- Fleshing out your intro paragraph to set up your basic argument and points.
- Fleshing out each of your body paragraphs to fully develop an argument around each topic sentence.
- Forming transition sentences to carry the reader from paragraph to paragraph.
- Finishing out the essay with a conclusion that reminds the reader of the key points and wraps the essay up.
It sounds like more than it actually is. The key emphasis is to make sure that your overall essay is clear, fleshed out, well-supported, and complete.
While writing, pay attention to grammar and spelling, word choice, and sentence structure. Your grammar and spelling need to be accurate as much as possible. Varying your word choice is an oft-cited strategy for further improving your essay. And using differing sentence structure similarly signals your competency with writing.
How to prepare yourself for this: Give yourself 5 minutes to write a single paragraph based on a topic sentence that you’ve already produced. Then go over the paragraph. Does it support its overall argument? Did you work in the evidence? Does it have correct grammar and spelling, good word usage, and varied sentence structure? Try revising it, or try again with a new topic sentence to get better on those vectors.
5. Check it over
This one isn’t a necessary step, but if you have some time at the end of your 25 minute essay writing period, it’s worth keeping in mind. Read over your essay. Look for spelling errors, grammatical mistakes, or places where your handwriting might be illegible, and fix them up wherever possible. If you see any egregious errors, make sure you fix them, too.
Since you only have 25 minutes and your essay is entirely handwritten, you can’t really do any kind of significant or substantial edits. But it’s still worth your time to spend a few minutes reading it over, just to catch any of the issues that might lead to penalties when the essay is being graded.
How to prepare yourself for this: This is much the same process as you did to prepare yourself for writing the full essay. Take some of the paragraphs you’ve previously written and check them over.
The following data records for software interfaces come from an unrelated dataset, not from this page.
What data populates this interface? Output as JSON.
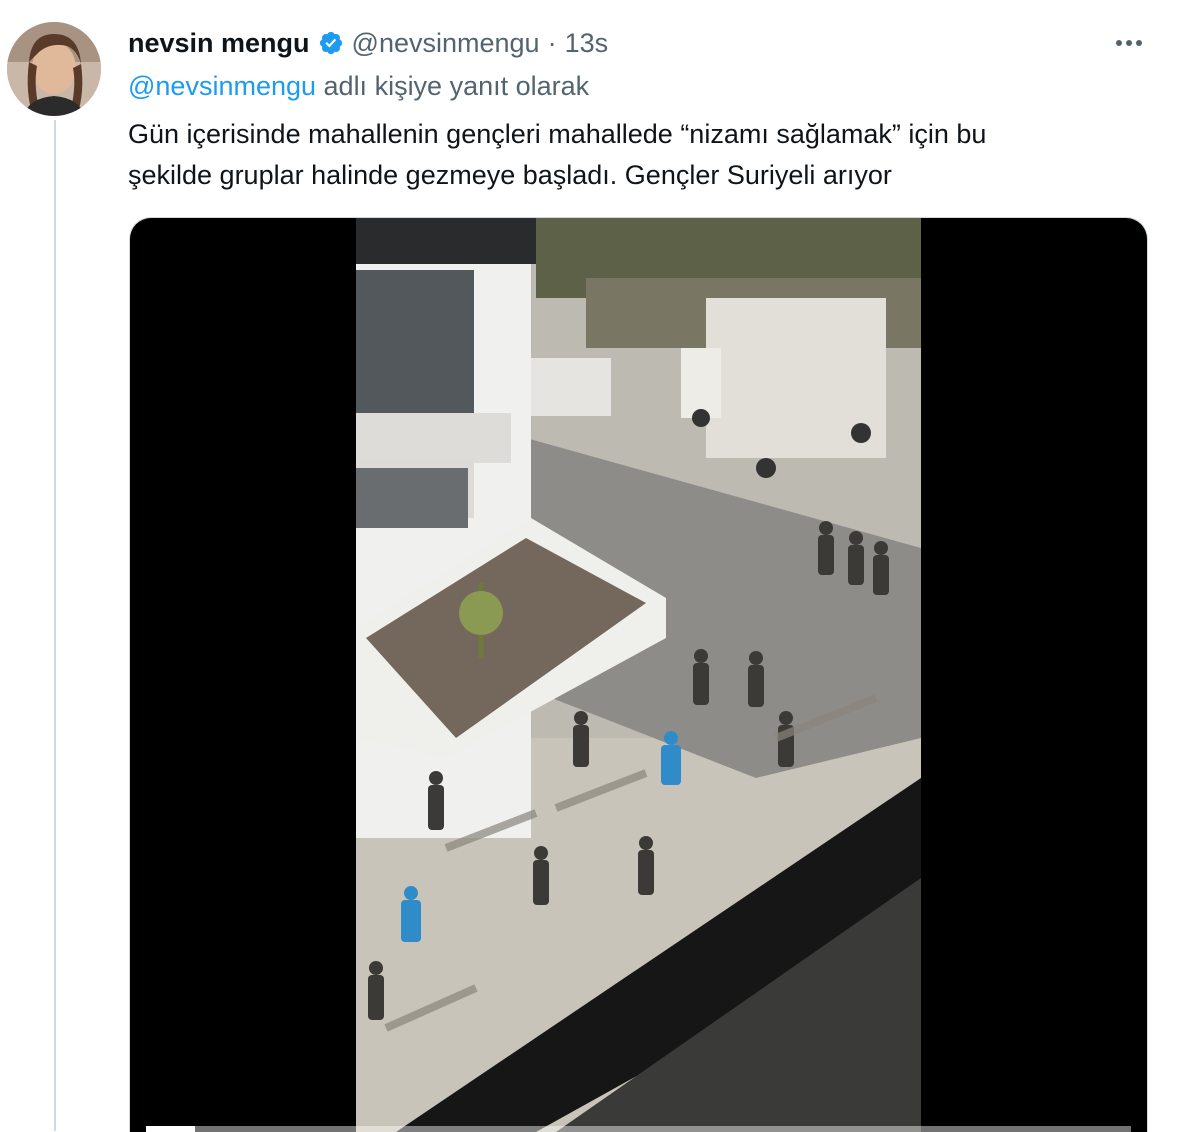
{
  "tweet": {
    "author_name": "nevsin mengu",
    "author_handle": "@nevsinmengu",
    "separator": "·",
    "time": "13s",
    "verified": true,
    "reply_to_handle": "@nevsinmengu",
    "reply_suffix": "adlı kişiye yanıt olarak",
    "text_line1": "Gün içerisinde mahallenin gençleri mahallede “nizamı sağlamak” için bu",
    "text_line2": "şekilde gruplar halinde gezmeye başladı. Gençler Suriyeli arıyor"
  },
  "icons": {
    "verified": "verified-badge-icon",
    "more": "more-horizontal-icon"
  },
  "media": {
    "type": "video",
    "progress": 0.05
  },
  "colors": {
    "accent": "#1d9bf0",
    "secondary_text": "#536471",
    "primary_text": "#0f1419"
  }
}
But to make sure you can do it in the context of the test, only give yourself a couple minutes to read it over and make changes. Try to speed up your read through without glossing over mistakes.